Input
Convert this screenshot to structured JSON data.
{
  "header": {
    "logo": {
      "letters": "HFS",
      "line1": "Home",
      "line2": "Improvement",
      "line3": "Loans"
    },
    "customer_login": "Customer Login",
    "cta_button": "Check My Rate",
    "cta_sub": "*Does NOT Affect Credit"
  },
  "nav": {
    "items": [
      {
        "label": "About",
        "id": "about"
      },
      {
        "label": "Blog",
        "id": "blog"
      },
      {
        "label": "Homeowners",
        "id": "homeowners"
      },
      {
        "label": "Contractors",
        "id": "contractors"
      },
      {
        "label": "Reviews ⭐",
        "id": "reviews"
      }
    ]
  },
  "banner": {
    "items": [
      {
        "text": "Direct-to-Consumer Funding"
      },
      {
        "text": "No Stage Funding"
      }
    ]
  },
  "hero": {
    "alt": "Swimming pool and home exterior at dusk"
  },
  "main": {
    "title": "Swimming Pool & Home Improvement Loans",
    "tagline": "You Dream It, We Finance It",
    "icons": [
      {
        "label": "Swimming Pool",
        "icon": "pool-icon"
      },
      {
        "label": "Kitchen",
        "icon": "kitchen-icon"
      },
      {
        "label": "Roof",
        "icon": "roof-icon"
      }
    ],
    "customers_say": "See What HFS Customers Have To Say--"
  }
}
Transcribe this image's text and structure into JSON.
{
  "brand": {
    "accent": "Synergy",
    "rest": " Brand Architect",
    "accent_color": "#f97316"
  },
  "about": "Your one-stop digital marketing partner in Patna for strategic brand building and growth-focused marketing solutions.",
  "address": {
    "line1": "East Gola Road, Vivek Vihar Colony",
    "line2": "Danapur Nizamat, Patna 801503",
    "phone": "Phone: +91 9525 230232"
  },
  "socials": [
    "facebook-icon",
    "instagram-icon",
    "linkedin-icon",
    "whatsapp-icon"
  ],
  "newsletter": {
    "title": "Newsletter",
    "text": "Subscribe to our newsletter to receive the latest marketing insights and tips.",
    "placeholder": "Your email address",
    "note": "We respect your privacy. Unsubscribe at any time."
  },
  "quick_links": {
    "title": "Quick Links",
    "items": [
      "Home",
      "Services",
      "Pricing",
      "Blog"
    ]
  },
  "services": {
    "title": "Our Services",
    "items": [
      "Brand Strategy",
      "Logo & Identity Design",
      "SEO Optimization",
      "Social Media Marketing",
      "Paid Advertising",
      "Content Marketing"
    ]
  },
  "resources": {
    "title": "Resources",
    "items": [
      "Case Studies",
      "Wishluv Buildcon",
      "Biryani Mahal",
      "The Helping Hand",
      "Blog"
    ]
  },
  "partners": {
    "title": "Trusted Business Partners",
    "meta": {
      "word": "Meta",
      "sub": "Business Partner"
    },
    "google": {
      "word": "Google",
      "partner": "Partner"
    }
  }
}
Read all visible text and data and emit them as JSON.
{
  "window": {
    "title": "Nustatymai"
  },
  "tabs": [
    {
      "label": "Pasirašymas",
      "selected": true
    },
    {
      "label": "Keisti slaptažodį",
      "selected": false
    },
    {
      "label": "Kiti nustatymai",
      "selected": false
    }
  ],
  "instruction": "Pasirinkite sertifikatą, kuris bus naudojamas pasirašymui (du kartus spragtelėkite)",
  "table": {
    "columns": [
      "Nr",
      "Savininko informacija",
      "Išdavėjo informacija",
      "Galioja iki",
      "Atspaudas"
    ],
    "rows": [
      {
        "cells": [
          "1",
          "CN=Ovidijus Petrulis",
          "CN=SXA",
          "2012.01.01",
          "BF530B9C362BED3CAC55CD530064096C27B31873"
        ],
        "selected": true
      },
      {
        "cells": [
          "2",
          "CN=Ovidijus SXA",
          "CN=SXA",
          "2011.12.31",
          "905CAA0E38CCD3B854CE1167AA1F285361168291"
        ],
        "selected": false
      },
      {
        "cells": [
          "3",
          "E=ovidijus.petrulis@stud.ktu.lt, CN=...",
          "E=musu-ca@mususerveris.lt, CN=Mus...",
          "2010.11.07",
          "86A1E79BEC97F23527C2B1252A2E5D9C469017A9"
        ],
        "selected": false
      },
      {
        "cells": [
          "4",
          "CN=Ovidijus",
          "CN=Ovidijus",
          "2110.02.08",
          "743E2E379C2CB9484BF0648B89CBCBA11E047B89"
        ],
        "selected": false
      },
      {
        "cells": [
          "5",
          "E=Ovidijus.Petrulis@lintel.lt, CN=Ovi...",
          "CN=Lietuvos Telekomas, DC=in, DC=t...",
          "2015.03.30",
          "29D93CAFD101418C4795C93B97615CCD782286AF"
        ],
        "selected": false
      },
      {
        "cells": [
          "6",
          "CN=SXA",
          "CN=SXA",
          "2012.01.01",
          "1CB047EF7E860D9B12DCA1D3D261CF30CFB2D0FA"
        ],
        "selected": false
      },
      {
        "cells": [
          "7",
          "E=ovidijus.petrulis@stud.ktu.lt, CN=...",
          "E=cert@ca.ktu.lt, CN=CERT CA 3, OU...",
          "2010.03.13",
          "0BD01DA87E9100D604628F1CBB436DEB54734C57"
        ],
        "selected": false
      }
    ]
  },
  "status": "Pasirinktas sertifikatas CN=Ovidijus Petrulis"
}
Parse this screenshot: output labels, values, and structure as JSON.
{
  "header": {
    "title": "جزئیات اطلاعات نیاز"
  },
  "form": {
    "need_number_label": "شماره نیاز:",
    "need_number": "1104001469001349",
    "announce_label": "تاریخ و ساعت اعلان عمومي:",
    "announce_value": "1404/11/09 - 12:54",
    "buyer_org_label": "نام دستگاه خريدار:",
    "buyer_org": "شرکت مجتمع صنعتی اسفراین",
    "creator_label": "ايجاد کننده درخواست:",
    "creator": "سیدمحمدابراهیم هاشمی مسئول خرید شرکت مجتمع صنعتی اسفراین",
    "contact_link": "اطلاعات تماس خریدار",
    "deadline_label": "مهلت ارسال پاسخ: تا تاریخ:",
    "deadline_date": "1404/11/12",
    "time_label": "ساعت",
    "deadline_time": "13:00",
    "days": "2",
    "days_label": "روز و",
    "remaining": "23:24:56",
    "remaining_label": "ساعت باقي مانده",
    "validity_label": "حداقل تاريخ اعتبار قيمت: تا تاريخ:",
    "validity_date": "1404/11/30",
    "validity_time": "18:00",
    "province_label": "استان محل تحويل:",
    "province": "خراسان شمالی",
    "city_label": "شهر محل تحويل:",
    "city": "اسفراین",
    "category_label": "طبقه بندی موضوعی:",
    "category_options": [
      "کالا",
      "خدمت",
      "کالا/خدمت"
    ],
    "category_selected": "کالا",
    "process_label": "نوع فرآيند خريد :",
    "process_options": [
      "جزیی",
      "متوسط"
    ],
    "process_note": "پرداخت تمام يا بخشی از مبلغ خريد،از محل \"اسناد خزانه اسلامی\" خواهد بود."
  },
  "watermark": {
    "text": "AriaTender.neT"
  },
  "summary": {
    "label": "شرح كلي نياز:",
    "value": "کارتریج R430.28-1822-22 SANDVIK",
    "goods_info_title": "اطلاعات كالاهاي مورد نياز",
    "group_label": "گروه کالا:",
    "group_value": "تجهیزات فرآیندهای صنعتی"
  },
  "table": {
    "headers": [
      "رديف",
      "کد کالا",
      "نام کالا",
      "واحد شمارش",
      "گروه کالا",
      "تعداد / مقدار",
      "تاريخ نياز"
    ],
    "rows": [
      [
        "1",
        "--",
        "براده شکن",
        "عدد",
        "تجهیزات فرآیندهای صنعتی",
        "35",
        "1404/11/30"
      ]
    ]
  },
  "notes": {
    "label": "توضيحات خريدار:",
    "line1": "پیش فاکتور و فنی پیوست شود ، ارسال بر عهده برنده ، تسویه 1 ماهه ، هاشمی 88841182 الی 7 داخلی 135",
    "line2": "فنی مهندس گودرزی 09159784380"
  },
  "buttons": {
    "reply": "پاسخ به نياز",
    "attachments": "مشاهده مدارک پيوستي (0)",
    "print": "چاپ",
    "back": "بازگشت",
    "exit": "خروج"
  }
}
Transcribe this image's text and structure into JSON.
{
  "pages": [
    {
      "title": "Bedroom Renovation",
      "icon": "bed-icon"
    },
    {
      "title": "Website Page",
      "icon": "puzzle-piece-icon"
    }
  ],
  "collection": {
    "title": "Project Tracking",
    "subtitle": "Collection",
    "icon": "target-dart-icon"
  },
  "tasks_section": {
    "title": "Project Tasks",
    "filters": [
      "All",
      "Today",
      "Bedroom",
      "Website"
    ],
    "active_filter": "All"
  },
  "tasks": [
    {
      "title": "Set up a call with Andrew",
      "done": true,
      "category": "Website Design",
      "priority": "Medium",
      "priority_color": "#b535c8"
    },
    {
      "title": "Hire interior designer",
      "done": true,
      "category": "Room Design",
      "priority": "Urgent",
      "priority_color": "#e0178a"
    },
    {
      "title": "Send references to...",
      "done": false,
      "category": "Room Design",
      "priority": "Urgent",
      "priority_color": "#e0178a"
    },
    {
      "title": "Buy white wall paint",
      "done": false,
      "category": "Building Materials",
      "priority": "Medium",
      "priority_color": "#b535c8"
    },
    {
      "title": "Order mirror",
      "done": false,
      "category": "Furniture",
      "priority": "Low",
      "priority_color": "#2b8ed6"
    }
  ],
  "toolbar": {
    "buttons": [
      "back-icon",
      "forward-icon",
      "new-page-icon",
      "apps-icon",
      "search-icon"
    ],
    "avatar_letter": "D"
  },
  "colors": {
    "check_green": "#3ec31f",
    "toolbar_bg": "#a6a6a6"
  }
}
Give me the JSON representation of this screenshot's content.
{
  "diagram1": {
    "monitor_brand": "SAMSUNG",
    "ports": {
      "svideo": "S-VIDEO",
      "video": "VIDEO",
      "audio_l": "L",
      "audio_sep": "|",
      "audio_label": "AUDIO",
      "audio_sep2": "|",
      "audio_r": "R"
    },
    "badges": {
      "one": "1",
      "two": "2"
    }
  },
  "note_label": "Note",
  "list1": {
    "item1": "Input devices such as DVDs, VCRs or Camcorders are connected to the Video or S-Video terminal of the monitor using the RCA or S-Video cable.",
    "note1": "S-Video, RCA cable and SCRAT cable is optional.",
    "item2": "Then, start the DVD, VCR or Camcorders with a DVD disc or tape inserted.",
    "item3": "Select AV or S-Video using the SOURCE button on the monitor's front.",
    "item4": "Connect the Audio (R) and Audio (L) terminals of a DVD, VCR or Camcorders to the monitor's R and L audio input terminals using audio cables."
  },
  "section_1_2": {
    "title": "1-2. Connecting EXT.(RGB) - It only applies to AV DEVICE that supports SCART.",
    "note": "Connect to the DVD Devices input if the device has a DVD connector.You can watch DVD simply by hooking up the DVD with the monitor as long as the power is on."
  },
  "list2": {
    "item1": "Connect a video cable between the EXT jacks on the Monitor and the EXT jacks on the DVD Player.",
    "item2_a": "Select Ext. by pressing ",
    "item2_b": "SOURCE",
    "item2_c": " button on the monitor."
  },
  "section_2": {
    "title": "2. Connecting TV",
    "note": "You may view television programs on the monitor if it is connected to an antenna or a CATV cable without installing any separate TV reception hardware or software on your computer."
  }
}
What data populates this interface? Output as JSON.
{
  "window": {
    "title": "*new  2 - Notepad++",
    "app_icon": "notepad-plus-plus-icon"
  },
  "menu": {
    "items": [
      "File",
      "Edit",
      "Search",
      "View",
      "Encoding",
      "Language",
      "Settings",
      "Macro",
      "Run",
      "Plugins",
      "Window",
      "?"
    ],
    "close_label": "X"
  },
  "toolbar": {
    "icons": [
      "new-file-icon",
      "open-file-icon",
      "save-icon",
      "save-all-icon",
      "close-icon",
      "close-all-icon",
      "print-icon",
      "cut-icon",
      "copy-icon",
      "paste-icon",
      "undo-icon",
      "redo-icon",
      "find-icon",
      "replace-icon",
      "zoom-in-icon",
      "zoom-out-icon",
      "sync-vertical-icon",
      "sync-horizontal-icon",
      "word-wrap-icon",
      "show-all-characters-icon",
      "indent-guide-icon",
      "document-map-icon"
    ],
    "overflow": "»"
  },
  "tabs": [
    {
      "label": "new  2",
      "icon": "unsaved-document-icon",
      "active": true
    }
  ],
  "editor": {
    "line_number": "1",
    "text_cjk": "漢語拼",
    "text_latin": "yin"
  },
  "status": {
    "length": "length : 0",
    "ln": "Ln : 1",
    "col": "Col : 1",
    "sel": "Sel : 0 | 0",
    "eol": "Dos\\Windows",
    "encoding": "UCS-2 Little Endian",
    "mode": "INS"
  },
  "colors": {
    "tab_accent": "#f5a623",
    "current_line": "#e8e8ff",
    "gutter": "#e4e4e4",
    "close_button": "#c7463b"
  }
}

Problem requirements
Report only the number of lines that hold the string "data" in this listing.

Finished exercise
3